A very well-done, tense thriller with a few gruesome moments, quite a few mildly erotic ones, an intriguing story and multiple plot twists. The story works because the characters are so well-drawn. Christopher Plummer and Elliott Gould are outstanding, the former as a fearsome, sadistic criminal, and the latter as a seemingly milquetoast man whom everyone underestimates. Co-stars Susannah York and Celine Lomez are believable and engaging. The late 70's vibe of Toronto is great, and Oscar Peterson's score even better.
Marnie is an odd, complex and discomfiting psychological drama, with more annoying "process shots" than any other Hitchcock film I can think of, yet I couldn't take my eyes off the screen for an instant. Hedren and Connery are excellent, and Diane Baker outstanding in a small but crucial role.
An unusual and interesting premise holds the film together. It's a well-done but rather theatrical and intellectual "thriller", but with a very, very important theme: the threat of nuclear war. The atmospheric shots of 1950 London are excellent.
'71 is a powerful, disturbing, engrossing and very well made film, about a terrible moment in the history of the UK and Northern Ireland.

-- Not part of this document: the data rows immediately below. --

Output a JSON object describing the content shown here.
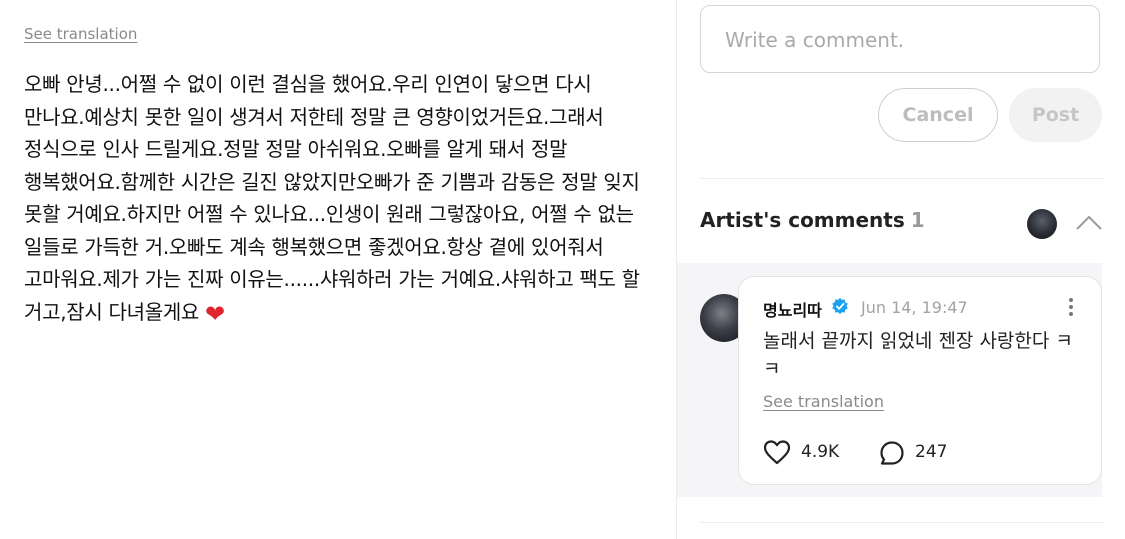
{
  "post": {
    "see_translation": "See translation",
    "body": "오빠 안녕...어쩔 수 없이 이런 결심을 했어요.우리 인연이 닿으면 다시 만나요.예상치 못한 일이 생겨서 저한테 정말 큰 영향이었거든요.그래서 정식으로 인사 드릴게요.정말 정말 아쉬워요.오빠를 알게 돼서 정말 행복했어요.함께한 시간은 길진 않았지만오빠가 준 기쁨과 감동은 정말 잊지 못할 거예요.하지만 어쩔 수 있나요...인생이 원래 그렇잖아요, 어쩔 수 없는 일들로 가득한 거.오빠도 계속 행복했으면 좋겠어요.항상 곁에 있어줘서 고마워요.제가 가는 진짜 이유는......샤워하러 가는 거예요.샤워하고 팩도 할 거고,잠시 다녀올게요",
    "emoji": "❤"
  },
  "comment_box": {
    "placeholder": "Write a comment.",
    "cancel_label": "Cancel",
    "post_label": "Post"
  },
  "artist_comments": {
    "title": "Artist's comments",
    "count": "1"
  },
  "comment": {
    "author": "명뇨리따",
    "timestamp": "Jun 14, 19:47",
    "text": "놀래서 끝까지 읽었네 젠장 사랑한다 ㅋㅋ",
    "see_translation": "See translation",
    "likes": "4.9K",
    "replies": "247"
  },
  "colors": {
    "heart": "#e0262c",
    "verified": "#1da1f2",
    "muted": "#8a8a8a"
  }
}
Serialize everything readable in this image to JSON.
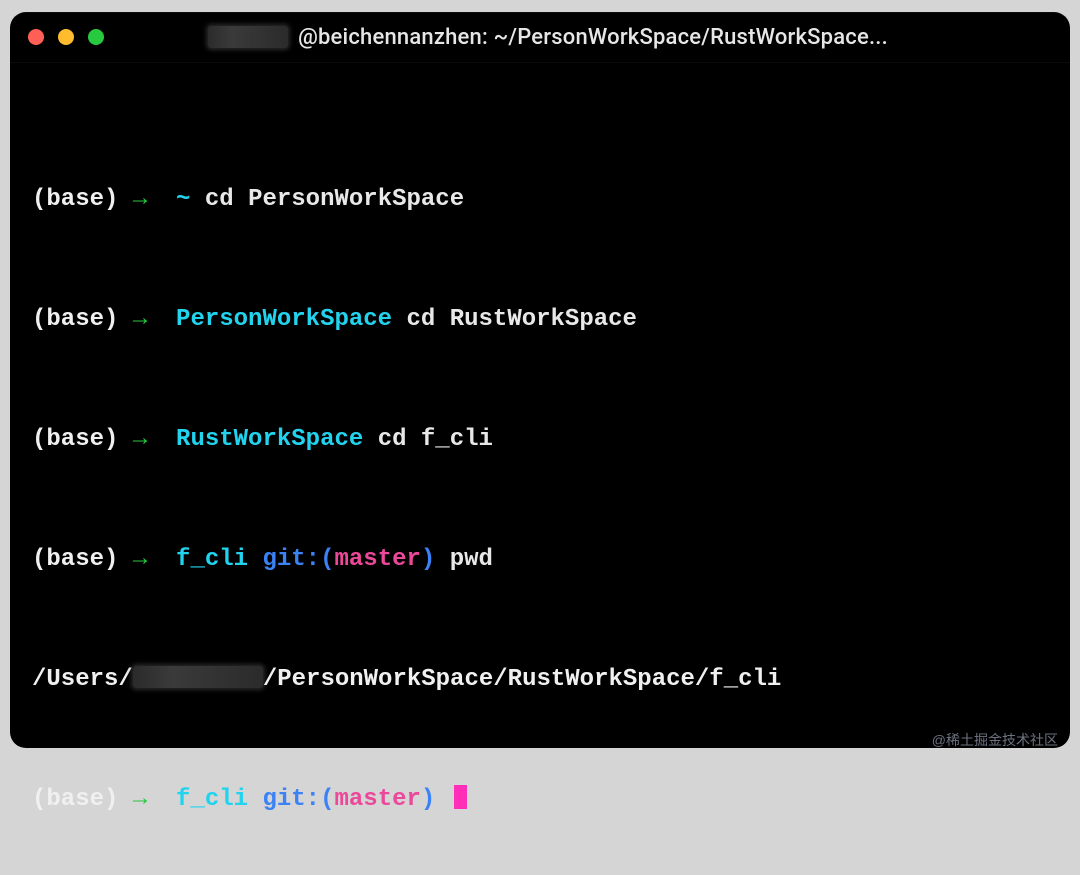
{
  "window": {
    "title": "@beichennanzhen: ~/PersonWorkSpace/RustWorkSpace..."
  },
  "prompt": {
    "env": "(base)",
    "arrow": "→",
    "git_label": "git:(",
    "git_close": ")",
    "branch": "master",
    "tilde": "~"
  },
  "lines": {
    "l1_cmd": "cd PersonWorkSpace",
    "l2_dir": "PersonWorkSpace",
    "l2_cmd": "cd RustWorkSpace",
    "l3_dir": "RustWorkSpace",
    "l3_cmd": "cd f_cli",
    "l4_dir": "f_cli",
    "l4_cmd": "pwd",
    "l5_out_pre": "/Users/",
    "l5_out_post": "/PersonWorkSpace/RustWorkSpace/f_cli",
    "l6_dir": "f_cli"
  },
  "watermark": "@稀土掘金技术社区"
}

It has a taut, twisting, story and an excellent cast - every single actor.